Dataset rows describing interfaces
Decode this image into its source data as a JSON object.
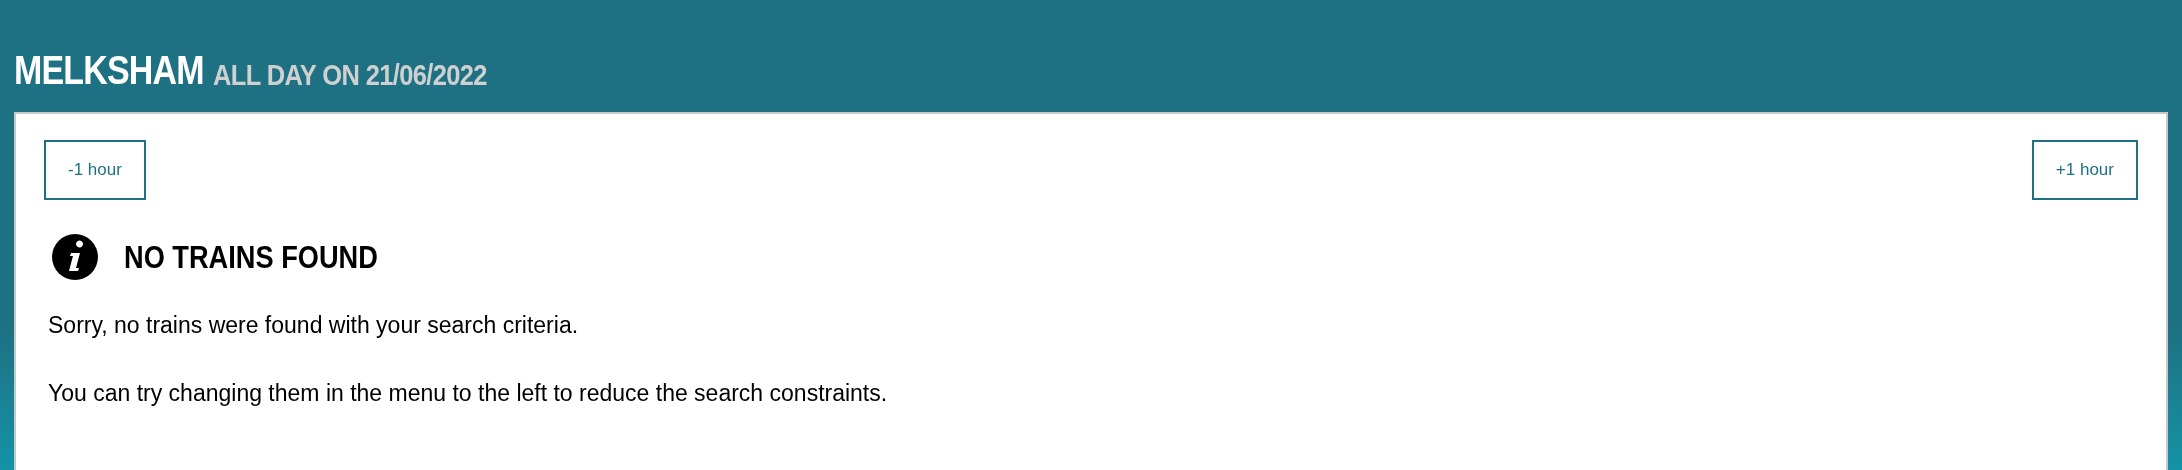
{
  "header": {
    "station": "MELKSHAM",
    "period": "ALL DAY ON 21/06/2022"
  },
  "buttons": [
    {
      "label": "-1 hour"
    },
    {
      "label": "+1 hour"
    }
  ],
  "notice": {
    "title": "NO TRAINS FOUND",
    "paragraphs": [
      "Sorry, no trains were found with your search criteria.",
      "You can try changing them in the menu to the left to reduce the search constraints."
    ]
  }
}
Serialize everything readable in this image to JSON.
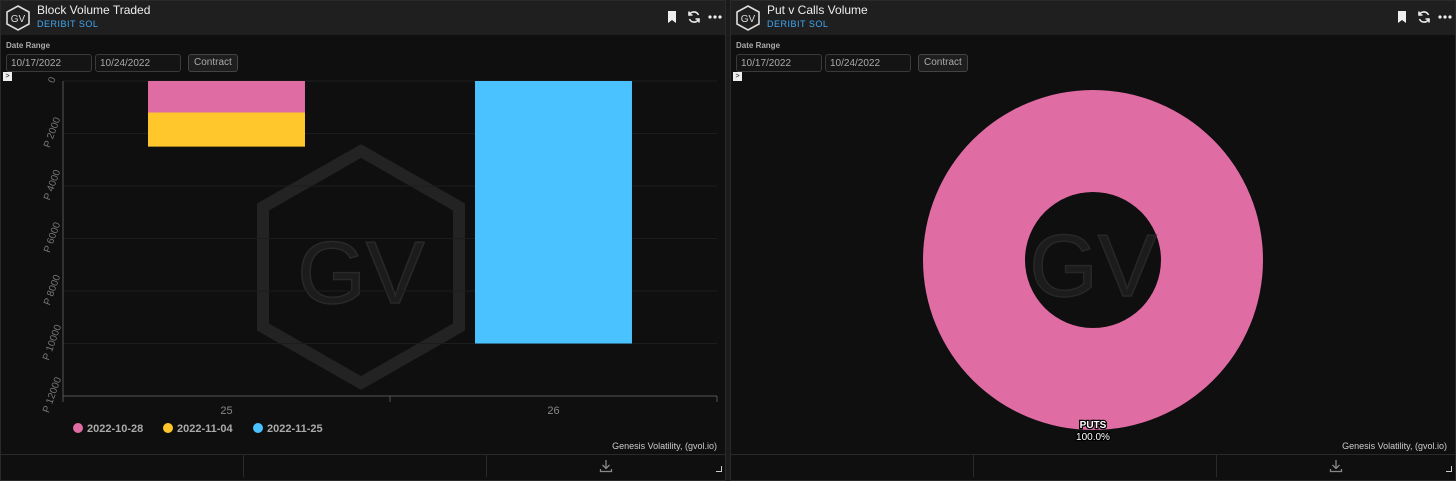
{
  "panels": {
    "left": {
      "title": "Block Volume Traded",
      "subtitle": "DERIBIT SOL",
      "date_range_label": "Date Range",
      "start_date": "10/17/2022",
      "end_date": "10/24/2022",
      "contract_label": "Contract",
      "credit": "Genesis Volatility, (gvol.io)"
    },
    "right": {
      "title": "Put v Calls Volume",
      "subtitle": "DERIBIT SOL",
      "date_range_label": "Date Range",
      "start_date": "10/17/2022",
      "end_date": "10/24/2022",
      "contract_label": "Contract",
      "credit": "Genesis Volatility, (gvol.io)"
    }
  },
  "watermark": "GV",
  "chart_data": [
    {
      "type": "bar",
      "stacked": true,
      "categories": [
        "25",
        "26"
      ],
      "y_tick_labels": [
        "0",
        "P 2000",
        "P 4000",
        "P 6000",
        "P 8000",
        "P 10000",
        "P 12000"
      ],
      "ylim": [
        0,
        12000
      ],
      "y_reversed": true,
      "series": [
        {
          "name": "2022-10-28",
          "color": "#e06ca4",
          "values": [
            1200,
            0
          ]
        },
        {
          "name": "2022-11-04",
          "color": "#ffc72c",
          "values": [
            1300,
            0
          ]
        },
        {
          "name": "2022-11-25",
          "color": "#4ac2ff",
          "values": [
            0,
            10000
          ]
        }
      ],
      "legend_position": "bottom-left"
    },
    {
      "type": "pie",
      "donut": true,
      "slices": [
        {
          "label": "PUTS",
          "percent_label": "100.0%",
          "value": 100,
          "color": "#e06ca4"
        }
      ]
    }
  ]
}
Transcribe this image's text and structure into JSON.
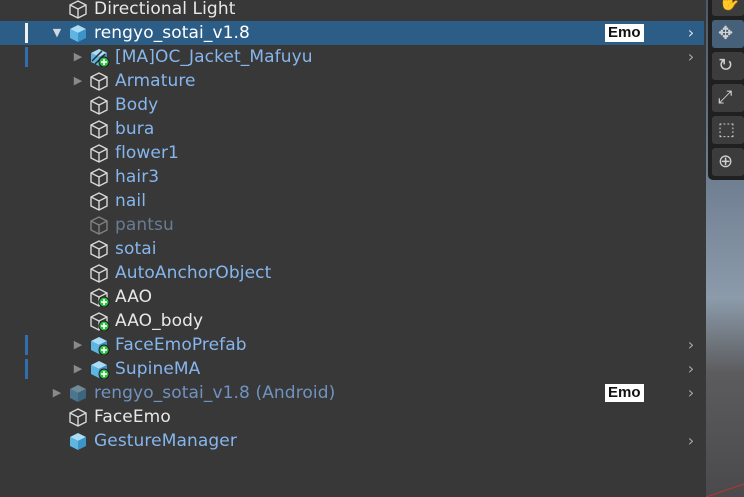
{
  "hierarchy": {
    "items": [
      {
        "label": "Directional Light",
        "indent": 0,
        "fold": "",
        "icon": "gameobject-icon",
        "color": "white",
        "selected": false,
        "bar": "",
        "emo": "",
        "chevron": false
      },
      {
        "label": "rengyo_sotai_v1.8",
        "indent": 0,
        "fold": "▼",
        "icon": "prefab-icon",
        "color": "white",
        "selected": true,
        "bar": "white",
        "emo": "Emo",
        "chevron": true
      },
      {
        "label": "[MA]OC_Jacket_Mafuyu",
        "indent": 1,
        "fold": "▶",
        "icon": "prefab-variant-add-icon",
        "color": "blue",
        "selected": false,
        "bar": "blue",
        "emo": "",
        "chevron": true
      },
      {
        "label": "Armature",
        "indent": 1,
        "fold": "▶",
        "icon": "gameobject-icon",
        "color": "blue",
        "selected": false,
        "bar": "",
        "emo": "",
        "chevron": false
      },
      {
        "label": "Body",
        "indent": 1,
        "fold": "",
        "icon": "gameobject-icon",
        "color": "blue",
        "selected": false,
        "bar": "",
        "emo": "",
        "chevron": false
      },
      {
        "label": "bura",
        "indent": 1,
        "fold": "",
        "icon": "gameobject-icon",
        "color": "blue",
        "selected": false,
        "bar": "",
        "emo": "",
        "chevron": false
      },
      {
        "label": "flower1",
        "indent": 1,
        "fold": "",
        "icon": "gameobject-icon",
        "color": "blue",
        "selected": false,
        "bar": "",
        "emo": "",
        "chevron": false
      },
      {
        "label": "hair3",
        "indent": 1,
        "fold": "",
        "icon": "gameobject-icon",
        "color": "blue",
        "selected": false,
        "bar": "",
        "emo": "",
        "chevron": false
      },
      {
        "label": "nail",
        "indent": 1,
        "fold": "",
        "icon": "gameobject-icon",
        "color": "blue",
        "selected": false,
        "bar": "",
        "emo": "",
        "chevron": false
      },
      {
        "label": "pantsu",
        "indent": 1,
        "fold": "",
        "icon": "gameobject-inactive-icon",
        "color": "dim",
        "selected": false,
        "bar": "",
        "emo": "",
        "chevron": false
      },
      {
        "label": "sotai",
        "indent": 1,
        "fold": "",
        "icon": "gameobject-icon",
        "color": "blue",
        "selected": false,
        "bar": "",
        "emo": "",
        "chevron": false
      },
      {
        "label": "AutoAnchorObject",
        "indent": 1,
        "fold": "",
        "icon": "gameobject-icon",
        "color": "blue",
        "selected": false,
        "bar": "",
        "emo": "",
        "chevron": false
      },
      {
        "label": "AAO",
        "indent": 1,
        "fold": "",
        "icon": "gameobject-add-icon",
        "color": "white",
        "selected": false,
        "bar": "",
        "emo": "",
        "chevron": false
      },
      {
        "label": "AAO_body",
        "indent": 1,
        "fold": "",
        "icon": "gameobject-add-icon",
        "color": "white",
        "selected": false,
        "bar": "",
        "emo": "",
        "chevron": false
      },
      {
        "label": "FaceEmoPrefab",
        "indent": 1,
        "fold": "▶",
        "icon": "prefab-add-icon",
        "color": "blue",
        "selected": false,
        "bar": "blue",
        "emo": "",
        "chevron": true
      },
      {
        "label": "SupineMA",
        "indent": 1,
        "fold": "▶",
        "icon": "prefab-add-icon",
        "color": "blue",
        "selected": false,
        "bar": "blue",
        "emo": "",
        "chevron": true
      },
      {
        "label": "rengyo_sotai_v1.8 (Android)",
        "indent": 0,
        "fold": "▶",
        "icon": "prefab-inactive-icon",
        "color": "dimblue",
        "selected": false,
        "bar": "",
        "emo": "Emo",
        "chevron": true
      },
      {
        "label": "FaceEmo",
        "indent": 0,
        "fold": "",
        "icon": "gameobject-icon",
        "color": "white",
        "selected": false,
        "bar": "",
        "emo": "",
        "chevron": false
      },
      {
        "label": "GestureManager",
        "indent": 0,
        "fold": "",
        "icon": "prefab-icon",
        "color": "blue",
        "selected": false,
        "bar": "",
        "emo": "",
        "chevron": true
      }
    ]
  },
  "toolbar": {
    "tools": [
      {
        "name": "hand-tool-icon",
        "glyph": "✋",
        "active": false
      },
      {
        "name": "move-tool-icon",
        "glyph": "✥",
        "active": true
      },
      {
        "name": "rotate-tool-icon",
        "glyph": "↻",
        "active": false
      },
      {
        "name": "scale-tool-icon",
        "glyph": "⤢",
        "active": false
      },
      {
        "name": "rect-tool-icon",
        "glyph": "⬚",
        "active": false
      },
      {
        "name": "transform-tool-icon",
        "glyph": "⊕",
        "active": false
      }
    ]
  },
  "colors": {
    "background": "#383838",
    "selection": "#2c5d87",
    "prefab_text": "#86b6ee",
    "prefab_icon": "#6fc1ea",
    "add_badge": "#2fbf3f"
  }
}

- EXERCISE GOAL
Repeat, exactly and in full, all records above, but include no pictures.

- WRITTEN RESPONSE
Decode this image into its source data as a JSON object.
{
  "header": {
    "station": "MELKSHAM",
    "period": "ALL DAY ON 21/06/2022"
  },
  "buttons": [
    {
      "label": "-1 hour"
    },
    {
      "label": "+1 hour"
    }
  ],
  "notice": {
    "title": "NO TRAINS FOUND",
    "paragraphs": [
      "Sorry, no trains were found with your search criteria.",
      "You can try changing them in the menu to the left to reduce the search constraints."
    ]
  }
}
Serialize everything readable in this image to JSON.
{
  "panels": {
    "left": {
      "title": "Block Volume Traded",
      "subtitle": "DERIBIT SOL",
      "date_range_label": "Date Range",
      "start_date": "10/17/2022",
      "end_date": "10/24/2022",
      "contract_label": "Contract",
      "credit": "Genesis Volatility, (gvol.io)"
    },
    "right": {
      "title": "Put v Calls Volume",
      "subtitle": "DERIBIT SOL",
      "date_range_label": "Date Range",
      "start_date": "10/17/2022",
      "end_date": "10/24/2022",
      "contract_label": "Contract",
      "credit": "Genesis Volatility, (gvol.io)"
    }
  },
  "watermark": "GV",
  "chart_data": [
    {
      "type": "bar",
      "stacked": true,
      "categories": [
        "25",
        "26"
      ],
      "y_tick_labels": [
        "0",
        "P 2000",
        "P 4000",
        "P 6000",
        "P 8000",
        "P 10000",
        "P 12000"
      ],
      "ylim": [
        0,
        12000
      ],
      "y_reversed": true,
      "series": [
        {
          "name": "2022-10-28",
          "color": "#e06ca4",
          "values": [
            1200,
            0
          ]
        },
        {
          "name": "2022-11-04",
          "color": "#ffc72c",
          "values": [
            1300,
            0
          ]
        },
        {
          "name": "2022-11-25",
          "color": "#4ac2ff",
          "values": [
            0,
            10000
          ]
        }
      ],
      "legend_position": "bottom-left"
    },
    {
      "type": "pie",
      "donut": true,
      "slices": [
        {
          "label": "PUTS",
          "percent_label": "100.0%",
          "value": 100,
          "color": "#e06ca4"
        }
      ]
    }
  ]
}
Transcribe this image's text and structure into JSON.
{
  "hierarchy": {
    "items": [
      {
        "label": "Directional Light",
        "indent": 0,
        "fold": "",
        "icon": "gameobject-icon",
        "color": "white",
        "selected": false,
        "bar": "",
        "emo": "",
        "chevron": false
      },
      {
        "label": "rengyo_sotai_v1.8",
        "indent": 0,
        "fold": "▼",
        "icon": "prefab-icon",
        "color": "white",
        "selected": true,
        "bar": "white",
        "emo": "Emo",
        "chevron": true
      },
      {
        "label": "[MA]OC_Jacket_Mafuyu",
        "indent": 1,
        "fold": "▶",
        "icon": "prefab-variant-add-icon",
        "color": "blue",
        "selected": false,
        "bar": "blue",
        "emo": "",
        "chevron": true
      },
      {
        "label": "Armature",
        "indent": 1,
        "fold": "▶",
        "icon": "gameobject-icon",
        "color": "blue",
        "selected": false,
        "bar": "",
        "emo": "",
        "chevron": false
      },
      {
        "label": "Body",
        "indent": 1,
        "fold": "",
        "icon": "gameobject-icon",
        "color": "blue",
        "selected": false,
        "bar": "",
        "emo": "",
        "chevron": false
      },
      {
        "label": "bura",
        "indent": 1,
        "fold": "",
        "icon": "gameobject-icon",
        "color": "blue",
        "selected": false,
        "bar": "",
        "emo": "",
        "chevron": false
      },
      {
        "label": "flower1",
        "indent": 1,
        "fold": "",
        "icon": "gameobject-icon",
        "color": "blue",
        "selected": false,
        "bar": "",
        "emo": "",
        "chevron": false
      },
      {
        "label": "hair3",
        "indent": 1,
        "fold": "",
        "icon": "gameobject-icon",
        "color": "blue",
        "selected": false,
        "bar": "",
        "emo": "",
        "chevron": false
      },
      {
        "label": "nail",
        "indent": 1,
        "fold": "",
        "icon": "gameobject-icon",
        "color": "blue",
        "selected": false,
        "bar": "",
        "emo": "",
        "chevron": false
      },
      {
        "label": "pantsu",
        "indent": 1,
        "fold": "",
        "icon": "gameobject-inactive-icon",
        "color": "dim",
        "selected": false,
        "bar": "",
        "emo": "",
        "chevron": false
      },
      {
        "label": "sotai",
        "indent": 1,
        "fold": "",
        "icon": "gameobject-icon",
        "color": "blue",
        "selected": false,
        "bar": "",
        "emo": "",
        "chevron": false
      },
      {
        "label": "AutoAnchorObject",
        "indent": 1,
        "fold": "",
        "icon": "gameobject-icon",
        "color": "blue",
        "selected": false,
        "bar": "",
        "emo": "",
        "chevron": false
      },
      {
        "label": "AAO",
        "indent": 1,
        "fold": "",
        "icon": "gameobject-add-icon",
        "color": "white",
        "selected": false,
        "bar": "",
        "emo": "",
        "chevron": false
      },
      {
        "label": "AAO_body",
        "indent": 1,
        "fold": "",
        "icon": "gameobject-add-icon",
        "color": "white",
        "selected": false,
        "bar": "",
        "emo": "",
        "chevron": false
      },
      {
        "label": "FaceEmoPrefab",
        "indent": 1,
        "fold": "▶",
        "icon": "prefab-add-icon",
        "color": "blue",
        "selected": false,
        "bar": "blue",
        "emo": "",
        "chevron": true
      },
      {
        "label": "SupineMA",
        "indent": 1,
        "fold": "▶",
        "icon": "prefab-add-icon",
        "color": "blue",
        "selected": false,
        "bar": "blue",
        "emo": "",
        "chevron": true
      },
      {
        "label": "rengyo_sotai_v1.8 (Android)",
        "indent": 0,
        "fold": "▶",
        "icon": "prefab-inactive-icon",
        "color": "dimblue",
        "selected": false,
        "bar": "",
        "emo": "Emo",
        "chevron": true
      },
      {
        "label": "FaceEmo",
        "indent": 0,
        "fold": "",
        "icon": "gameobject-icon",
        "color": "white",
        "selected": false,
        "bar": "",
        "emo": "",
        "chevron": false
      },
      {
        "label": "GestureManager",
        "indent": 0,
        "fold": "",
        "icon": "prefab-icon",
        "color": "blue",
        "selected": false,
        "bar": "",
        "emo": "",
        "chevron": true
      }
    ]
  },
  "toolbar": {
    "tools": [
      {
        "name": "hand-tool-icon",
        "glyph": "✋",
        "active": false
      },
      {
        "name": "move-tool-icon",
        "glyph": "✥",
        "active": true
      },
      {
        "name": "rotate-tool-icon",
        "glyph": "↻",
        "active": false
      },
      {
        "name": "scale-tool-icon",
        "glyph": "⤢",
        "active": false
      },
      {
        "name": "rect-tool-icon",
        "glyph": "⬚",
        "active": false
      },
      {
        "name": "transform-tool-icon",
        "glyph": "⊕",
        "active": false
      }
    ]
  },
  "colors": {
    "background": "#383838",
    "selection": "#2c5d87",
    "prefab_text": "#86b6ee",
    "prefab_icon": "#6fc1ea",
    "add_badge": "#2fbf3f"
  }
}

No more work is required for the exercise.